▸ Task: Print each of the entries exactly, leaving nothing out.

***** Given information

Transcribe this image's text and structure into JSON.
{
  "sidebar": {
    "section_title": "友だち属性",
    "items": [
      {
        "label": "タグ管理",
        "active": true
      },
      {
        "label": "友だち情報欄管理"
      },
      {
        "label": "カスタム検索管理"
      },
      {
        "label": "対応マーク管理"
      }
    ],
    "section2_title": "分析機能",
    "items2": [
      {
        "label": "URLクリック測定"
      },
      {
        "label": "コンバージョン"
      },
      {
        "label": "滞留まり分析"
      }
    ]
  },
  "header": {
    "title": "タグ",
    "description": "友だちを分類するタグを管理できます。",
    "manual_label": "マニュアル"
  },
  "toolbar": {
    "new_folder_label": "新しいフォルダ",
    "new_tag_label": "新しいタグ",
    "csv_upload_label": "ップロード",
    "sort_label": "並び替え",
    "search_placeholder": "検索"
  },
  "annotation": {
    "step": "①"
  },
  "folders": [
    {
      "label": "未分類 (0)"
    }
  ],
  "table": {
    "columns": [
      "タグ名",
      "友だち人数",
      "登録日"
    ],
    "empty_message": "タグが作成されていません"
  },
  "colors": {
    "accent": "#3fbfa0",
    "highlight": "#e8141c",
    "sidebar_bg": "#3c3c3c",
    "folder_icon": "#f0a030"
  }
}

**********

▸ Written response:
Transcribe this image's text and structure into JSON.
{
  "sidebar": {
    "section_title": "友だち属性",
    "items": [
      {
        "label": "タグ管理",
        "active": true
      },
      {
        "label": "友だち情報欄管理"
      },
      {
        "label": "カスタム検索管理"
      },
      {
        "label": "対応マーク管理"
      }
    ],
    "section2_title": "分析機能",
    "items2": [
      {
        "label": "URLクリック測定"
      },
      {
        "label": "コンバージョン"
      },
      {
        "label": "滞留まり分析"
      }
    ]
  },
  "header": {
    "title": "タグ",
    "description": "友だちを分類するタグを管理できます。",
    "manual_label": "マニュアル"
  },
  "toolbar": {
    "new_folder_label": "新しいフォルダ",
    "new_tag_label": "新しいタグ",
    "csv_upload_label": "ップロード",
    "sort_label": "並び替え",
    "search_placeholder": "検索"
  },
  "annotation": {
    "step": "①"
  },
  "folders": [
    {
      "label": "未分類 (0)"
    }
  ],
  "table": {
    "columns": [
      "タグ名",
      "友だち人数",
      "登録日"
    ],
    "empty_message": "タグが作成されていません"
  },
  "colors": {
    "accent": "#3fbfa0",
    "highlight": "#e8141c",
    "sidebar_bg": "#3c3c3c",
    "folder_icon": "#f0a030"
  }
}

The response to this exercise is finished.